6.  Be on the right side.  Perhaps I should have started with this final thought because without it being true none of the above matters: it’s no accomplishment to win an argument if you are on the wrong side of the issue at question, and therefore should have lost the argument but nonetheless somehow prevailed (because you’re smarter or more persuasive or more powerful, even though, sadly, ultimately wrong).  Ah, but exactly how do you know if you’re on the right or wrong side of an argument?  Try this: battle your usual preference for confirmation bias and do the opposite, which means looking for the weak parts of your own position, finding things that bother you and don’t seem right but that you usually avoid thinking about.  What are the best arguments against your position?  Could the others be right after all?  Then ask yourself whether, if you change your mind, how will that affect things?  Will your world collapse?  Is it possible there might be a significant upside to changing your position?  Believe it or not most people think it’s highly admirable to be willing to admit error and move on in life. 

7.  Conclusion.  It takes courage to try and change things, but during your life you will have opportunities to speak up and do your share.  You should recognize them when they arise, summon up the requisite courage, and take advantage of the opportunity to make a difference.  On your deathbed you don’t want to lie there rethinking your time on earth and muttering sadly “I wish I’d said something at that one key moment when it would’ve changed everything.”

Related Posts:
 “The Socratic Dialogue in Law School,” January 31, 2010
“Superstitions,” March 21, 2010
"Benjamin Franklin Riding Shotgun," May 29, 2010
“The Deathbed Test,” July 27, 2010
"How To Impress People In a Conversation," October 1, 2010
“How To Make Ethical Decisions,” December 12, 2010
"Rock Around the Sun," December 31, 2010
"The Left-Brain/Right-Brain Life," January 17, 2011
“Life's Little (But Important) Rules,” April 23, 2011
“Picking Your Battles: The Meaning of Words,” July 3, 2011
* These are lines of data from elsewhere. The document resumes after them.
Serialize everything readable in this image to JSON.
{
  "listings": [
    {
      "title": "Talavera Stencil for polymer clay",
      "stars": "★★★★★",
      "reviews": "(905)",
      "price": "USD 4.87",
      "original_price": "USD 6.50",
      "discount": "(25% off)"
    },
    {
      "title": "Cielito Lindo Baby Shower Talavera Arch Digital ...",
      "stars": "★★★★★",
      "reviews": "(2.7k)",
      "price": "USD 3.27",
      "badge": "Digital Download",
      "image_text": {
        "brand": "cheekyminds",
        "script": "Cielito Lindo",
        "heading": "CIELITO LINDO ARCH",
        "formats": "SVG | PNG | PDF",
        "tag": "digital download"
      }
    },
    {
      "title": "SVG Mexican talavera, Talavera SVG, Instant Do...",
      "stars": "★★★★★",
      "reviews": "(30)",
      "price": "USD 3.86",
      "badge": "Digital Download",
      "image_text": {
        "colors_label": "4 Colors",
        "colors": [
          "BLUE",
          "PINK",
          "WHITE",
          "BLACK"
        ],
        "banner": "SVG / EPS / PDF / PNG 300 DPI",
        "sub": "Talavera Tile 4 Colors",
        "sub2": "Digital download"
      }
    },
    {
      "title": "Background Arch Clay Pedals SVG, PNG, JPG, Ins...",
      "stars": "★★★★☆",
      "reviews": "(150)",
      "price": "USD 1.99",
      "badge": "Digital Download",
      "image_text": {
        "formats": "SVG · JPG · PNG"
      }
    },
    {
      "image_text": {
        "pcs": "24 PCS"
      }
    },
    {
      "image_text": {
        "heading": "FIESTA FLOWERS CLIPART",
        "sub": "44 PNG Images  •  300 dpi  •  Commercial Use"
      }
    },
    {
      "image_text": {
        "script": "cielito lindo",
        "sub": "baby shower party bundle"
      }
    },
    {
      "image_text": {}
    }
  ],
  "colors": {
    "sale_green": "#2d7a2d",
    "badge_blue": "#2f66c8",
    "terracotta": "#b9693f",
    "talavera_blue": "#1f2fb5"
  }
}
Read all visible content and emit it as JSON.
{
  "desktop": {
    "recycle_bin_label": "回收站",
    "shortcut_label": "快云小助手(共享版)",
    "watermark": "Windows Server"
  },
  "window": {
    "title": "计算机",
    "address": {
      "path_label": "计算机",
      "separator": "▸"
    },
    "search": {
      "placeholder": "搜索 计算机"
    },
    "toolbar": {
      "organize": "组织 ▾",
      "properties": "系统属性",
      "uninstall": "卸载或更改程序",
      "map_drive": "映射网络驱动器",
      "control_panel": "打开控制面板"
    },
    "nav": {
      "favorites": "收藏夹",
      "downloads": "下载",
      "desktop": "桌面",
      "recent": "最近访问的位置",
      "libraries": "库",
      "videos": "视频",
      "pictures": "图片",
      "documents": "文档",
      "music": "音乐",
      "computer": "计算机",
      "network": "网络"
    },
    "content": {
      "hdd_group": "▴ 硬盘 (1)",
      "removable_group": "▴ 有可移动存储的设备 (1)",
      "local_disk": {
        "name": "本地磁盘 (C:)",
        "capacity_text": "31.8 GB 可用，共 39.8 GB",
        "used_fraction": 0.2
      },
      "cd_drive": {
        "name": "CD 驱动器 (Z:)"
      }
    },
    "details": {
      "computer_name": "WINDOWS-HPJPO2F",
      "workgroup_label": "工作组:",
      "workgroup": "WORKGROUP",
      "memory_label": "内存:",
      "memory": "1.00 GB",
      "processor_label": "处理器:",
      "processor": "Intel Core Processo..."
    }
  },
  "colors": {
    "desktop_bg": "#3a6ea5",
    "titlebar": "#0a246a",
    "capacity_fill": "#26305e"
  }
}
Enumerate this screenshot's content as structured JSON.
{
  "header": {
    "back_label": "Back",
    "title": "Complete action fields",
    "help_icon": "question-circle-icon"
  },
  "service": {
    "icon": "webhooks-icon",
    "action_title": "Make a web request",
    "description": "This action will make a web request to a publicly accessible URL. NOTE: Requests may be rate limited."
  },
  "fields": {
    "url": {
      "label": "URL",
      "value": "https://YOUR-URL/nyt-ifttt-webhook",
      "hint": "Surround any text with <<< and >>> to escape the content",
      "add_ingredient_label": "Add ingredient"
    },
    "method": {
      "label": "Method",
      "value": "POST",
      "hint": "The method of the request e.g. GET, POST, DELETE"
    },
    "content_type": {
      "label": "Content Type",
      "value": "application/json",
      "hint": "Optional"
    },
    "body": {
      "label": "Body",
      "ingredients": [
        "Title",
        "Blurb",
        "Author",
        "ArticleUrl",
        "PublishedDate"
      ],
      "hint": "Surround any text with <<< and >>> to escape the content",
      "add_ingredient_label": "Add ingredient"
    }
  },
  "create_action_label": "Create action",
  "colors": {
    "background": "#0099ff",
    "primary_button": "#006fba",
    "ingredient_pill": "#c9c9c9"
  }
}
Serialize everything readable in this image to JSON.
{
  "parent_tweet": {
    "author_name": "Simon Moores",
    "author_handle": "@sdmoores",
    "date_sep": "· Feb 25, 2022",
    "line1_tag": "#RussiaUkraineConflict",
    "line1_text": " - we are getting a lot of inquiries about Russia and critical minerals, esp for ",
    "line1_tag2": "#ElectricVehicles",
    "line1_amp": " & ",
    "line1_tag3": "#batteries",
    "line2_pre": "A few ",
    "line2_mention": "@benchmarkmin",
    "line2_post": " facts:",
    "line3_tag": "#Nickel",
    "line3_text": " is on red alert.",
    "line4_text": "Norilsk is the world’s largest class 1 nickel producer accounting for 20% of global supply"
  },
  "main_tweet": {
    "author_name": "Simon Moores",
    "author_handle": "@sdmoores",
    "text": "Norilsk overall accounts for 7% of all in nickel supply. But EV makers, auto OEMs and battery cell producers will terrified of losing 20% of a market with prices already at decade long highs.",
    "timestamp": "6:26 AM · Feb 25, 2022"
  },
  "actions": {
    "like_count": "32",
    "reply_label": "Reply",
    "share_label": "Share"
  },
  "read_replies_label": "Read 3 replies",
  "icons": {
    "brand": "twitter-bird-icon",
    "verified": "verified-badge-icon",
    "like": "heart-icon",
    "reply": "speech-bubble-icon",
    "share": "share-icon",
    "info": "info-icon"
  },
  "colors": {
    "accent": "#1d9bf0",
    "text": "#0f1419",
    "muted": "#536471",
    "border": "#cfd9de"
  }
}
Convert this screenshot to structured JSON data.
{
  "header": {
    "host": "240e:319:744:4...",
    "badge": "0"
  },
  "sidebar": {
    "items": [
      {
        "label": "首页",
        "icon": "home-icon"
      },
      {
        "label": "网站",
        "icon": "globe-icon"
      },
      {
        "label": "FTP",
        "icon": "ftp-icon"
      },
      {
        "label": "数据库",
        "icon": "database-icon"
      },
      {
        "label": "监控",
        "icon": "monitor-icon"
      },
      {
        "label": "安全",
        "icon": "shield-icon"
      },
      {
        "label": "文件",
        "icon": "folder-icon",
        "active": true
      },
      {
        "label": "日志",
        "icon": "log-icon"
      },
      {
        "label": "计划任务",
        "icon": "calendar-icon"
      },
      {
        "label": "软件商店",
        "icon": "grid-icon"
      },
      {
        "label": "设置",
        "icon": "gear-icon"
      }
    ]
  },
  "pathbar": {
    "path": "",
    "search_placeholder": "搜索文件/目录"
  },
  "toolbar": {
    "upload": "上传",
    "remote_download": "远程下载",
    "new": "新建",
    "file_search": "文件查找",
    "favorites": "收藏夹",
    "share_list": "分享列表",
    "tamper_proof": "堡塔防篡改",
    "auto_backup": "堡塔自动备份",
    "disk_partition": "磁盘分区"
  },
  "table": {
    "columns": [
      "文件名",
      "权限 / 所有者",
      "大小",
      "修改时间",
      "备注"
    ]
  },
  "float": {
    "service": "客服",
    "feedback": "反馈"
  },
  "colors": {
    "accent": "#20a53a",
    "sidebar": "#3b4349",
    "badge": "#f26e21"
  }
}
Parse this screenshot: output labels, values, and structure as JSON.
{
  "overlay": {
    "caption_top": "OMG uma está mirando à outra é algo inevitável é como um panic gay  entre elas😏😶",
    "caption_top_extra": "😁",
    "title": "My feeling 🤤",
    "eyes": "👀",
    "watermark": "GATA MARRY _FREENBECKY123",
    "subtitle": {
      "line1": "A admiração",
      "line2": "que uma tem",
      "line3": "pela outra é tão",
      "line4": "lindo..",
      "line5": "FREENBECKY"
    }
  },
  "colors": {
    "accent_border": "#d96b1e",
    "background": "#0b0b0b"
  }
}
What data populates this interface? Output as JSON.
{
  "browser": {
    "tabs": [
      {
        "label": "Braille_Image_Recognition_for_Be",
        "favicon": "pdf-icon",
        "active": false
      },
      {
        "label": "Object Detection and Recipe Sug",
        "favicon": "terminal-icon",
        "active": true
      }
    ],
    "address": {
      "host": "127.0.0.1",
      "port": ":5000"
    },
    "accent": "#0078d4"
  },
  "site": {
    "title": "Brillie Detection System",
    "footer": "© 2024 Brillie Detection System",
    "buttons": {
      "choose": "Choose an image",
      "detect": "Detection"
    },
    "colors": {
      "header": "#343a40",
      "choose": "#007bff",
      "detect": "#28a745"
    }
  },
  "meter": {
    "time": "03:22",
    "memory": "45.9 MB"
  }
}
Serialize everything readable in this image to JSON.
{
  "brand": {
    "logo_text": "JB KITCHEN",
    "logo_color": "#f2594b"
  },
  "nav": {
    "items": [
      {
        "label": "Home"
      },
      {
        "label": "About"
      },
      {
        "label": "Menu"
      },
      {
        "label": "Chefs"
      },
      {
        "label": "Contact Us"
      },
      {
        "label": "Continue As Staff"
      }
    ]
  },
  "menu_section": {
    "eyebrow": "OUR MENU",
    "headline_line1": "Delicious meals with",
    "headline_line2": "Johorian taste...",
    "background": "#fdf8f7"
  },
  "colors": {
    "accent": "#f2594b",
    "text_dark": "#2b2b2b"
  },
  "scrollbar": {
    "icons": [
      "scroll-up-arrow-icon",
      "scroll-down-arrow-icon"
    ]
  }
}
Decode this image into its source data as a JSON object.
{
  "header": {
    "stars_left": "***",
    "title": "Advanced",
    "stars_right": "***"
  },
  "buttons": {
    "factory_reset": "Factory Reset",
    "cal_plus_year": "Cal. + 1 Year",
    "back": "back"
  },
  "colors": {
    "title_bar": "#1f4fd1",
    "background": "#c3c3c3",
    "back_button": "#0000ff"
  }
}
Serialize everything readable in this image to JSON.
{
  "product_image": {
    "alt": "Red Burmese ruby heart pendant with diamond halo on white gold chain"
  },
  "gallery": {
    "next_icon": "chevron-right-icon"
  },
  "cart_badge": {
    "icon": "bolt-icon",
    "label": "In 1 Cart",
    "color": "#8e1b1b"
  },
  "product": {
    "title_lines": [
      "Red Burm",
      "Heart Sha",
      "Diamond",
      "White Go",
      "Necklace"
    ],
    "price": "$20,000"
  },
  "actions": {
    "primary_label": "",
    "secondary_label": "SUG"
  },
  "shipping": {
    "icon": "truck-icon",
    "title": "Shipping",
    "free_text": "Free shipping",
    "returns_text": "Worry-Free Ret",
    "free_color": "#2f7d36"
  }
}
“How To Be Perfect,” March 17, 2012
“My Battle with Sony To Get a Refund on a DVD Player,” July 16, 2015;
“A Guide to the Best of My Blog,” April 29, 2013;